What do Halle Berry, Dick Clark, David Crosby, Jay Cutler, Aretha Franklin, Jerry Garcia, Mikhail Gorbachev, Nick Jonas, B.B King, Larry King, Elizabeth Taylor, and Neil Young have in common? They're all famous actors, actresses, musicians, or politicians-and they all had or have diabetes. So, if you're wondering just how you're going to manage all of the tests, medications, injections, diet plans and exercise regimens, it's time to take a look into the lives of the rich and famous.

Press appearances, performances, TV shoots, professional football games, interviews, rock concerts, and treaty negotiations didn't stop the people above from managing their diabetes and going about as normal a life as a famous person can live. So how did they do it?

The first thing to look at is how they enlisted the support of those around them to help manage the disease. Coaches, assistants, and fans surround these people at all times. And so, they realized that while the responsibility lies mainly with them, they do have resources available to help manage things. All of us have family, friends, co-workers and confidantes who want to see us live long, happy lives. Why not ask for their support in placing tight controls around your disease to keep it in check? 
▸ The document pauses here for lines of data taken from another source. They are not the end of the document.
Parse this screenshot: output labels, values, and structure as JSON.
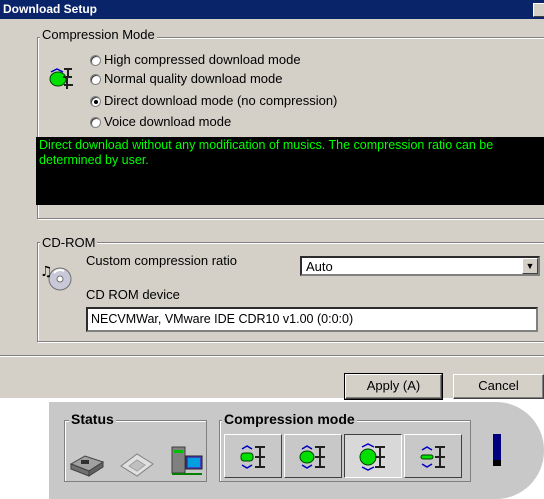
{
  "dialog": {
    "title": "Download Setup",
    "compression": {
      "group_title": "Compression Mode",
      "options": [
        {
          "label": "High compressed download mode",
          "checked": false
        },
        {
          "label": "Normal quality download mode",
          "checked": false
        },
        {
          "label": "Direct download mode (no compression)",
          "checked": true
        },
        {
          "label": "Voice download mode",
          "checked": false
        }
      ],
      "description": "Direct download without any modification of musics. The compression ratio can be determined by user."
    },
    "cdrom": {
      "group_title": "CD-ROM",
      "ratio_label": "Custom compression ratio",
      "ratio_value": "Auto",
      "device_label": "CD ROM device",
      "device_value": "NECVMWar, VMware IDE CDR10 v1.00 (0:0:0)"
    },
    "buttons": {
      "apply": "Apply (A)",
      "cancel": "Cancel"
    }
  },
  "toolbar": {
    "status_title": "Status",
    "compression_title": "Compression mode",
    "status_icons": [
      "player-connect-icon",
      "memory-card-icon",
      "pc-connection-icon"
    ],
    "compression_buttons": [
      {
        "icon": "high-compression-icon",
        "pressed": false
      },
      {
        "icon": "normal-quality-icon",
        "pressed": false
      },
      {
        "icon": "direct-download-icon",
        "pressed": true
      },
      {
        "icon": "voice-download-icon",
        "pressed": false
      }
    ]
  }
}
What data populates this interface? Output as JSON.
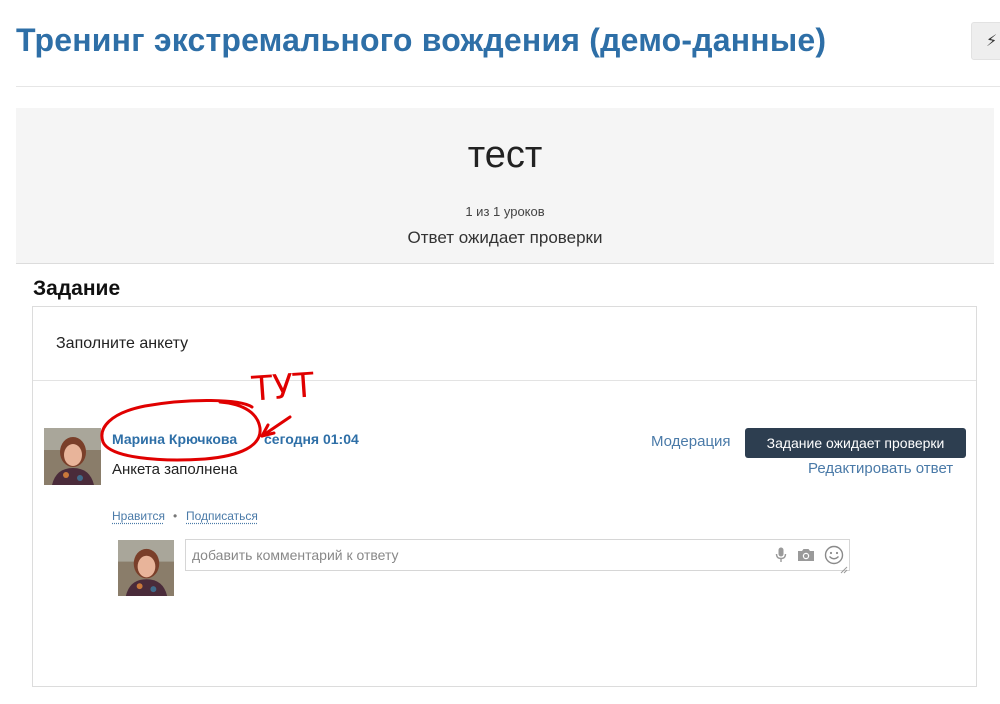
{
  "page": {
    "title": "Тренинг экстремального вождения (демо-данные)",
    "top_button_icon": "lightning-icon"
  },
  "lesson": {
    "title": "тест",
    "progress": "1 из 1 уроков",
    "status": "Ответ ожидает проверки"
  },
  "task": {
    "section_title": "Задание",
    "text": "Заполните анкету"
  },
  "answer": {
    "author": "Марина Крючкова",
    "time": "сегодня 01:04",
    "text": "Анкета заполнена",
    "moderation_label": "Модерация",
    "status_badge": "Задание ожидает проверки",
    "edit_label": "Редактировать ответ",
    "like_label": "Нравится",
    "subscribe_label": "Подписаться",
    "separator": "•"
  },
  "comment": {
    "placeholder": "добавить комментарий к ответу",
    "icons": [
      "mic-icon",
      "camera-icon",
      "smile-icon"
    ]
  },
  "annotation": {
    "text": "ТУТ",
    "color": "#e00000"
  },
  "colors": {
    "title_blue": "#2e6fa7",
    "link_blue": "#4a7aa8",
    "badge_bg": "#2d3e50"
  }
}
Jay Cutler has a special kit that he carries around with him, and when he leaves the field after an offensive possession at the quarterback of the NFL's Denver Broncos, he is met by a trainer to go through the ritual of a blood glucose test.

One of the best examples of how a celebrity has dealt with diagnosis and management is Nick Jonas of the Jonas Brothers Band. As a teenager in a wildly popular teen rock band, Nick was supposed to be on top of the world. Instead he began losing weight, suffering from constant thirst, and having to use the bathroom excessively. Then, a trip to the hospital showed a dangerous blood glucose level of 700. As a teen sensation, he couldn't stay away long and was back onstage in a matter of days. His parents were by his side, though, helping to manage the rigors of testing and insulin injections. 

Frustrated by this regimen, he felt like it was too hard to manage; however a solution in the form of an insulin pump came his way. This device made his condition much easier to deal with and even allowed him to enter the carbohydrates from meals into an onboard computer to calculate the amount of insulin he should take. Even with all of the bells and whistles at his disposal, he still checks his blood sugar approximately 10 times a day and realizes that managing his disease is a team effort. 

So, get your team together and stick to a regimen. You can be a rock star in your life, too, if you use the proper tools and take the suggestions of your healthcare team.